* [EXERCISE GOAL]:
Only the count is needed. Count the lines below with the word "title" in them.

* [TASK INPUTS]:

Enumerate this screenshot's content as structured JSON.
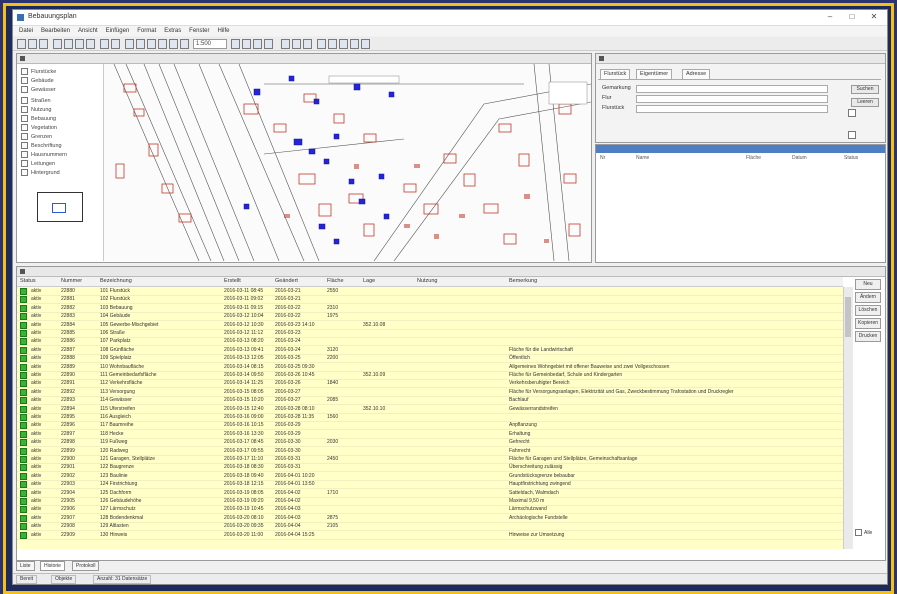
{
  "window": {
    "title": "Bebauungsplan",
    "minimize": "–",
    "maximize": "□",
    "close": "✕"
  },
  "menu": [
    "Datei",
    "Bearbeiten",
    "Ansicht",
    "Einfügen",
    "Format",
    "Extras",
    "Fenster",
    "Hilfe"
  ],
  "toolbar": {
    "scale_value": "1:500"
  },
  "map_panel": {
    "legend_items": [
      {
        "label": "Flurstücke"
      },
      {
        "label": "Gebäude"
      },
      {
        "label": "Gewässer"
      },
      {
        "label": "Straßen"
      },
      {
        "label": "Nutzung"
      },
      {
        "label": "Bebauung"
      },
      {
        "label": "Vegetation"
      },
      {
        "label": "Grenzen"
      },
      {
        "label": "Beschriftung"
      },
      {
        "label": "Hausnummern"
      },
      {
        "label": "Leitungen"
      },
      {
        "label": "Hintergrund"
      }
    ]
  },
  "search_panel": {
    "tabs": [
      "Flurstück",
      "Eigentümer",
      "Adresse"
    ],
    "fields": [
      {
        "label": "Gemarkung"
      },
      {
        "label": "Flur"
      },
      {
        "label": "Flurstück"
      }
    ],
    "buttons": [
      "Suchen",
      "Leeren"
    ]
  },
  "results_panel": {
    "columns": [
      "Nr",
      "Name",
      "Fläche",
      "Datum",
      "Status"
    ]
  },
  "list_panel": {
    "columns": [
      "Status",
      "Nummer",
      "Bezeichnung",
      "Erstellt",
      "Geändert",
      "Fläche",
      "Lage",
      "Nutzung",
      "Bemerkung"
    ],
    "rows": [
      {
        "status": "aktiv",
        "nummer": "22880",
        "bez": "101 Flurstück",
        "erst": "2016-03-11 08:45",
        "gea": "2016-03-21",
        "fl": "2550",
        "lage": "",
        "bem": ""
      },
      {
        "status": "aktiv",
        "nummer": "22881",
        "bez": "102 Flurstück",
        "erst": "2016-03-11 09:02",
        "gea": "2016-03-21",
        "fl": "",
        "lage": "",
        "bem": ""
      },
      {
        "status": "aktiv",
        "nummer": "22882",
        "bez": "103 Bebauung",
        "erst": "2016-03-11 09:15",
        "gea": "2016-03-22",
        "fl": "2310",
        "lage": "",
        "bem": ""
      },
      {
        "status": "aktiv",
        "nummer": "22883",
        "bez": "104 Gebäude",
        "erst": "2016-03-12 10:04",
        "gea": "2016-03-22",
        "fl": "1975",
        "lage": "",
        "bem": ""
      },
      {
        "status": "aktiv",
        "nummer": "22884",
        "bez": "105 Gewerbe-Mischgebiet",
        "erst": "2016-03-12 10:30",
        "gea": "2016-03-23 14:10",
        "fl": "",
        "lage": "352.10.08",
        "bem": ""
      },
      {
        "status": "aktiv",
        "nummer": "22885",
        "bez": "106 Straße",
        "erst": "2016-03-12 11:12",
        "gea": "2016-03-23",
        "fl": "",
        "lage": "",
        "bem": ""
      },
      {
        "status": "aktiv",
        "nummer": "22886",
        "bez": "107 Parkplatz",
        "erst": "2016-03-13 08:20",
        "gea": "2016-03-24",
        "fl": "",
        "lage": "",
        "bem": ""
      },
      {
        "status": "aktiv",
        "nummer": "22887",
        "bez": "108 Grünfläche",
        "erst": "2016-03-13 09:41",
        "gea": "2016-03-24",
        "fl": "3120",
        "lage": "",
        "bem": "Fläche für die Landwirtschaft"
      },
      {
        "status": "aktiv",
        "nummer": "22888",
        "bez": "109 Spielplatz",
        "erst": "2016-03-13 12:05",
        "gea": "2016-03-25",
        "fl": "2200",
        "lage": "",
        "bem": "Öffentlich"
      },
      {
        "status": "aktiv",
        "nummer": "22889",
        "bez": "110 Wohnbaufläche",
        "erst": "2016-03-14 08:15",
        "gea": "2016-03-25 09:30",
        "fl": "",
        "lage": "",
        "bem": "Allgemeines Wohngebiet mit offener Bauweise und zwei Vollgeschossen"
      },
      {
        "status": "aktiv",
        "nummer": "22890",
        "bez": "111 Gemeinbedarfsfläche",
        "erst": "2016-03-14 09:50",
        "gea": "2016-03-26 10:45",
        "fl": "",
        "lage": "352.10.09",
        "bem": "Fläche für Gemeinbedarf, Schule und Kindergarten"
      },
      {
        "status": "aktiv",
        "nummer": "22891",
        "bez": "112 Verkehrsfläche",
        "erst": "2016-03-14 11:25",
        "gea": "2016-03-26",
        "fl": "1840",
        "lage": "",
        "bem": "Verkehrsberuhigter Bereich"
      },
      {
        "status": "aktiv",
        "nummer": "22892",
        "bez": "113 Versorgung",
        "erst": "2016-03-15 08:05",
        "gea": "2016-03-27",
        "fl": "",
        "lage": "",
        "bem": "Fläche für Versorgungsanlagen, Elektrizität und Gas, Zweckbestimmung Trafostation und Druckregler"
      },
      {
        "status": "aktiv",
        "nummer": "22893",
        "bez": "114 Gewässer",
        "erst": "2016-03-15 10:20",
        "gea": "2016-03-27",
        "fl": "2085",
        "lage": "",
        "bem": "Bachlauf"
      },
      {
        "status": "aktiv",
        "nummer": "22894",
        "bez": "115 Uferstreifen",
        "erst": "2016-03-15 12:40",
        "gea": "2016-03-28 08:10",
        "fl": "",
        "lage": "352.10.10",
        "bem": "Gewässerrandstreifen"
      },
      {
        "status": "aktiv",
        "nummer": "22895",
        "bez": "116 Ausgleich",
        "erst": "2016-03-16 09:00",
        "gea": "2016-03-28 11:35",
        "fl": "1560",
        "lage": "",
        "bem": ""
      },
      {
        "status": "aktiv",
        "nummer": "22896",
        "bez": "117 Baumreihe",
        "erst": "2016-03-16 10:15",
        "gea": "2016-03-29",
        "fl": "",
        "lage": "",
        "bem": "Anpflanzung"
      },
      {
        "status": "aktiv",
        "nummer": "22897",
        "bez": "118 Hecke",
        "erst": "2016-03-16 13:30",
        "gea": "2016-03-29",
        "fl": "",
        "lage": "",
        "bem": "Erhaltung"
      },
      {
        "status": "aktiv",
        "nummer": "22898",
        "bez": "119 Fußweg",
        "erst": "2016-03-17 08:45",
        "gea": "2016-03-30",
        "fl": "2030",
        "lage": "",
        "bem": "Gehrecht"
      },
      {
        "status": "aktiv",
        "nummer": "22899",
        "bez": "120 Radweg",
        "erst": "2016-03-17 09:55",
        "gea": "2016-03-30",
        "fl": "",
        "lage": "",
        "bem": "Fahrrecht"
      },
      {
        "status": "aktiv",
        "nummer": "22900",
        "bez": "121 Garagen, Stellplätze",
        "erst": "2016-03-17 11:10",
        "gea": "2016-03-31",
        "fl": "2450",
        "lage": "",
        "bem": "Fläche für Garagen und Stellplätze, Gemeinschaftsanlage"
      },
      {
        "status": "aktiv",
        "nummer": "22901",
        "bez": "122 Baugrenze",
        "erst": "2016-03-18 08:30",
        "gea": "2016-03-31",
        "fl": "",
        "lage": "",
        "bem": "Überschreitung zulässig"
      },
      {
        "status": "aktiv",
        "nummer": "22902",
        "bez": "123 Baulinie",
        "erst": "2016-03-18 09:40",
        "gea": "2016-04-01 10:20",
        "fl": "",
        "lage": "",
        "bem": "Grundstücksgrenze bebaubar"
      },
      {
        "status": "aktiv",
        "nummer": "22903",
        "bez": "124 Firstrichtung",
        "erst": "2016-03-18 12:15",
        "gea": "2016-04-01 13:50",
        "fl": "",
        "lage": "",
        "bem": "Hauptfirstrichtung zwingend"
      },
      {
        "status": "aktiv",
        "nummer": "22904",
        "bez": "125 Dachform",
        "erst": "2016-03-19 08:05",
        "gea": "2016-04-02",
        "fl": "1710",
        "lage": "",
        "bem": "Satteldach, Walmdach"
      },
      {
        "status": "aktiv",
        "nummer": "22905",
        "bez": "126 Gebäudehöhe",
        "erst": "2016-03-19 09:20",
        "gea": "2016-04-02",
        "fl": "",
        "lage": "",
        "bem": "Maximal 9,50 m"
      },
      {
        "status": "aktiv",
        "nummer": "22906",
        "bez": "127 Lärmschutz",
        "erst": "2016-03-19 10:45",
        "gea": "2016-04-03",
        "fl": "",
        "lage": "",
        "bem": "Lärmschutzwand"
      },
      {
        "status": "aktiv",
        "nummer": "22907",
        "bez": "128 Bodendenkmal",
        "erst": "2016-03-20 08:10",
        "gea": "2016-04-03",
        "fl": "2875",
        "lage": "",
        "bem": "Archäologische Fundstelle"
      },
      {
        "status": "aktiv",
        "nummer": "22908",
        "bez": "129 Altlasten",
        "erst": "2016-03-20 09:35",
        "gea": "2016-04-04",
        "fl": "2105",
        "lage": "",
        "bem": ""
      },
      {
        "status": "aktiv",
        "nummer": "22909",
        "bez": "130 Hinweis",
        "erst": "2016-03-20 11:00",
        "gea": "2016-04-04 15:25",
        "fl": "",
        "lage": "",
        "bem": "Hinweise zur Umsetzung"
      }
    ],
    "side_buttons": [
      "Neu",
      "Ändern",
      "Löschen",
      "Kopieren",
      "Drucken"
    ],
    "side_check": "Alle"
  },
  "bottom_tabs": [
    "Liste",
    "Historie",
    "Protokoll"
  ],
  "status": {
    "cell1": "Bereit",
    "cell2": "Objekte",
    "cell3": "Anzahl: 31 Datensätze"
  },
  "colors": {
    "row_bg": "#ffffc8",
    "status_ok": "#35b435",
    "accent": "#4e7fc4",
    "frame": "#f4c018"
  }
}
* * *
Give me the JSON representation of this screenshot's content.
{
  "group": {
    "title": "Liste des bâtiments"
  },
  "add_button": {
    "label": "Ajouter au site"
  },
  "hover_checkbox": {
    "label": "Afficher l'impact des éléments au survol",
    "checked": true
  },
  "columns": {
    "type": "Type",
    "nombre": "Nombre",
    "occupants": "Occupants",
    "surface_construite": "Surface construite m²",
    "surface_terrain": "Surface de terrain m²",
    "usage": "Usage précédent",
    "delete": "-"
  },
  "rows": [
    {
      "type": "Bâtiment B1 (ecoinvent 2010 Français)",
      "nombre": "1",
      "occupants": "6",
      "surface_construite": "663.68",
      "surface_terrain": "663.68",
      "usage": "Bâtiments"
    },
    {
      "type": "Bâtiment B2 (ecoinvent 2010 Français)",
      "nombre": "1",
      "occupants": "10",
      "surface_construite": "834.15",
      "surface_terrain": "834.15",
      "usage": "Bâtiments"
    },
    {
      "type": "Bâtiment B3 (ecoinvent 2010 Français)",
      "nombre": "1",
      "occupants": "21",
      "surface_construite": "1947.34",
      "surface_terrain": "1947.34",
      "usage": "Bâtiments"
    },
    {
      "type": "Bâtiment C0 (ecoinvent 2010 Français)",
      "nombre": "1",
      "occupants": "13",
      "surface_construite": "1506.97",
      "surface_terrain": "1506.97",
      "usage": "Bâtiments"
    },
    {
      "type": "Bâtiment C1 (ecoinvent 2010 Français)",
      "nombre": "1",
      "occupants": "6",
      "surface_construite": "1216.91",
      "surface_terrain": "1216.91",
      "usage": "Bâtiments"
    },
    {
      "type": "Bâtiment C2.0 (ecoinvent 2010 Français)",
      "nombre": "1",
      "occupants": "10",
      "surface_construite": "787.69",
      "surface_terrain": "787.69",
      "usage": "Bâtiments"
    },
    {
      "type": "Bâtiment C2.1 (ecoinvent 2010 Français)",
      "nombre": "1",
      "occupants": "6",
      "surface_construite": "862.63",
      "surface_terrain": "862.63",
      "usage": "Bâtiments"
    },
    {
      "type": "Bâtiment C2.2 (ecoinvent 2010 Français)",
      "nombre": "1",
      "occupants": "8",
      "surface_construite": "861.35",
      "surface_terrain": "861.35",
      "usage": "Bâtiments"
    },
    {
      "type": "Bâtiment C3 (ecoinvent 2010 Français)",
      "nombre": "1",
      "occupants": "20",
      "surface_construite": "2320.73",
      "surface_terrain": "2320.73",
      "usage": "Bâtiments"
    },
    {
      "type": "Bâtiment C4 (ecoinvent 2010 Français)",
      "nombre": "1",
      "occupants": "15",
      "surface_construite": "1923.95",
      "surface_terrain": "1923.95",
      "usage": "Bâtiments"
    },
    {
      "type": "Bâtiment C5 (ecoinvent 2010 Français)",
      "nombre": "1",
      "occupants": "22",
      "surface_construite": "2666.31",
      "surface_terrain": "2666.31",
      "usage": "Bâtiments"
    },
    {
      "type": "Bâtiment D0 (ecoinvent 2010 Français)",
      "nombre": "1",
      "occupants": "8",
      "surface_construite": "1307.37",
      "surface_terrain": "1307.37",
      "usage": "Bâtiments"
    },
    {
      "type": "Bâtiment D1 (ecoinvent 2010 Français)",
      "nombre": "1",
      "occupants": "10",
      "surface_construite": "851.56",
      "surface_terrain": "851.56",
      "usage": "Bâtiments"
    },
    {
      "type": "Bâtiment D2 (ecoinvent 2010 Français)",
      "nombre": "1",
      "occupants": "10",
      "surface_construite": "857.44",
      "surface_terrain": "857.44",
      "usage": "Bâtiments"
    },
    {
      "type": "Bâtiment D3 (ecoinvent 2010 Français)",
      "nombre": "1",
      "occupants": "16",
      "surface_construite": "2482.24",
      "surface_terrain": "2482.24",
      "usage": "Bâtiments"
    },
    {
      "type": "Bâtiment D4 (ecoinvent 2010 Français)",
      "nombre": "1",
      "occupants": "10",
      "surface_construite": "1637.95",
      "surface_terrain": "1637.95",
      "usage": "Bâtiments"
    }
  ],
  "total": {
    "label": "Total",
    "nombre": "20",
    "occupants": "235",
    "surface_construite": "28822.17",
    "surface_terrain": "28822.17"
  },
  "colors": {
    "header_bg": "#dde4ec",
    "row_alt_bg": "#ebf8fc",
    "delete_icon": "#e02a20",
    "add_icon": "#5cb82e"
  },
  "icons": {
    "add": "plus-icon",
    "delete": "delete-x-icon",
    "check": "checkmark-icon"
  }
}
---
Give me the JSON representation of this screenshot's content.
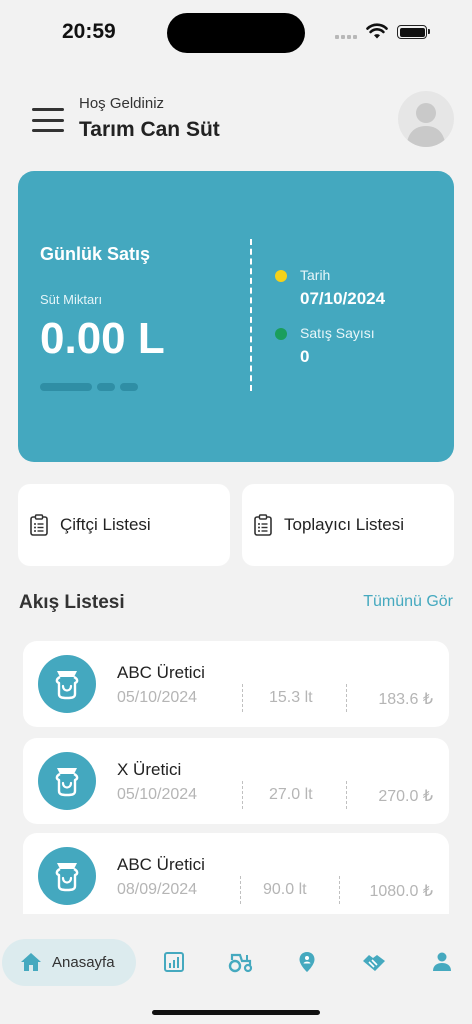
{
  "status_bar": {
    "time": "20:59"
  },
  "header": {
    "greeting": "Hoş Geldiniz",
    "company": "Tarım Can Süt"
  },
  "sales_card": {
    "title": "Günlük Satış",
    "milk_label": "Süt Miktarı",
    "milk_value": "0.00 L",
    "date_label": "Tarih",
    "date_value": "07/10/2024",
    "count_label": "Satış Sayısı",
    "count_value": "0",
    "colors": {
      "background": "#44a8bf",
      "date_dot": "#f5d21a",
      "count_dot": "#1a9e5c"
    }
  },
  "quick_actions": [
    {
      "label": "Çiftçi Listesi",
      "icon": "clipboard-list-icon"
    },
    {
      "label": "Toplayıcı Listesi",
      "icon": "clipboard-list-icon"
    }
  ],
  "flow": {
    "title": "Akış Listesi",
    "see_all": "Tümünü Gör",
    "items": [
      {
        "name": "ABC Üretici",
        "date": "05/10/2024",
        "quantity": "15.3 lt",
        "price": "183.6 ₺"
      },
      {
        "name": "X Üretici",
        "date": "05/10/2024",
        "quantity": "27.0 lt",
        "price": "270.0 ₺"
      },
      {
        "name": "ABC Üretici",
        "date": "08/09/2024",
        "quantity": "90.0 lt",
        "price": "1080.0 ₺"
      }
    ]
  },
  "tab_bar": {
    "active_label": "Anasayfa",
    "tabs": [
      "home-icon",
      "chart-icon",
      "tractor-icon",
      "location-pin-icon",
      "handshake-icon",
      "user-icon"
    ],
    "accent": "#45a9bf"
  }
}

* [FINISHED TASK]:
4